Jordan needs no introduction. Hamlin, who currently drives for Joe Gibbs Racing, has won 43 Cup Series races and is arguably the best active driver to have never won the series championship.
Wallace, who earlier this month announced he would not return to Richard Petty Motorsports next year, is the only Black driver competing full-time in Nascar's three national series. He has gained widespread public awareness by speaking out against police brutality and social injustice.
In a sport where money buys speed, Wallace has recently signed endorsement deals with companies like Columbia Sportswear and DoorDash.
"Historically, Nascar has struggled with diversity and there have been few Black owners," Jordan said. "The timing seemed perfect as Nascar is evolving and embracing social change more and more."
Think about it. Jordan is a global sporting icon. Hamlin is one of Nascar's top stars. Wallace is one of Nascar's most recognizable names, both inside and outside the sport.
The team will be the first major organization not owned by a White male. It's one of two-- along with Brad Daugherty, a minority owner of JTG-Daugherty Racing--Black owners at the Cup level. The result is a powerful blend of sponsor appeal and marketability.
But will they win races? That's a tougher question to answer. Jordan's history as a team owner is checkered at best.
The motorcycle racing team he owned in the early 2000s was reasonably successful, especially for a works team competing against factory teams.
But his tenure as the owner of the Charlotte Bobcats has been disappointing: The franchise has never finished higher than second in its division. In three trips to the playoffs, it has never made it out of the first round.
Coaching is important, but basketball is a player's game: A team with great players and a decent coach will almost always beat a team with decent players and a great coach. That's why the best college coaches are, first and foremost, great recruiters.
That's why the most successful franchises are, first and foremost, great at identifying talent.
That's where Jordan has struggled. No matter how inspirational, transformational, or exceptional, leadership can only produce incremental improvements. Even someone with Jordan's pedigree won't be able to turn a new team into a winning team without incredibly talented people.

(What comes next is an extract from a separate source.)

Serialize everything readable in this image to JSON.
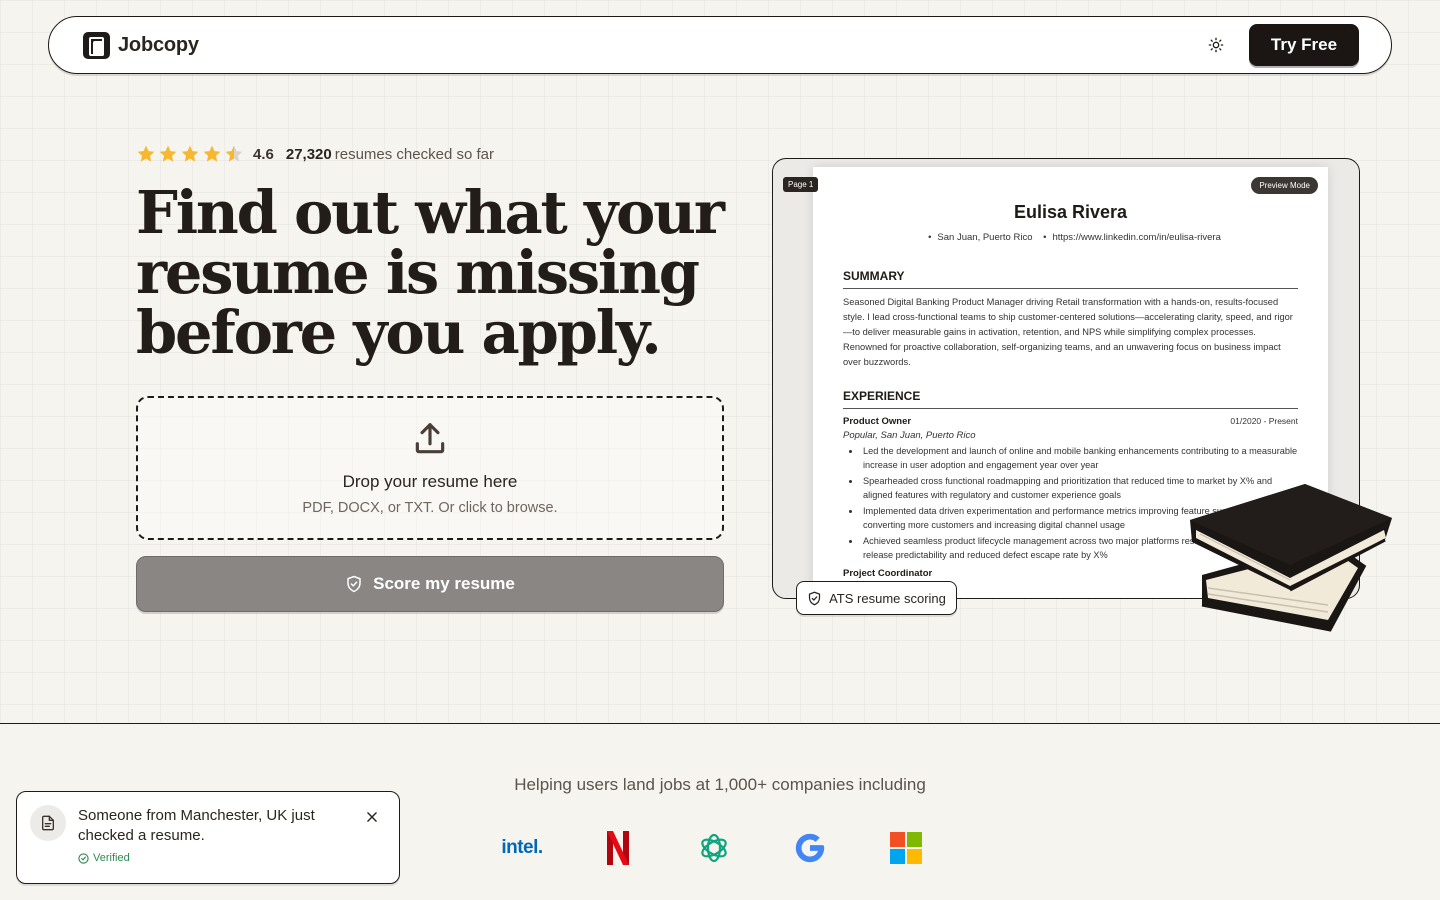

And that's where Hamlin and Toyota come in. Hamlin knows the sport, knows the people; he surely has a wish list of people to hire. Toyota, the team's car manufacturer, knows how to work with teams. Toyota cars have won three of the last five championships, and Jordan's team will likely forge a technical alliance with Joe Gibbs Racing, similar to that of Furniture Row Racing, winners of the 2017 championship. (In a sport where conflicts of interest seemingly abound, Hamlin drives for Joe Gibbs Racing.)
In all likelihood, Jordan will focus on business development: Using his considerable fame, business relationships, individual brand, and considerable fortune--worth an estimated $1.6 billion--to fund a first-class organization.
Hamlin will likely focus on the technical side.
And Wallace will get the chance to prove what every driver for under-funded teams dream of: When provided with great equipment, he can win races.
Regardless, it's a win for Nascar, a sport where some of the most successful owners are in their 70s and 80s. All of whom, coincidentally, I've interviewed: Rick Hendrick is 71, Joe Gibbs is 79, Roger Penske is 83. Jordan is 57.
And besides his relative youth, Jordan's presence might attract other new owners. His presence should attract new fans. His presence will definitely attract new sponsors.
His presence definitely adds much-needed diversity to a sport consisting predominately of White males.
Those are all wins for Nascar.
With all the advantages he brings to the table, whether Jordan's team will actually win races depends on what every successful business depends on: The ability to identify and attract great talent. And turn a collection of outstanding individuals into a real team.
Because that is something no amount of money, connections, name recognition, etc., can buy.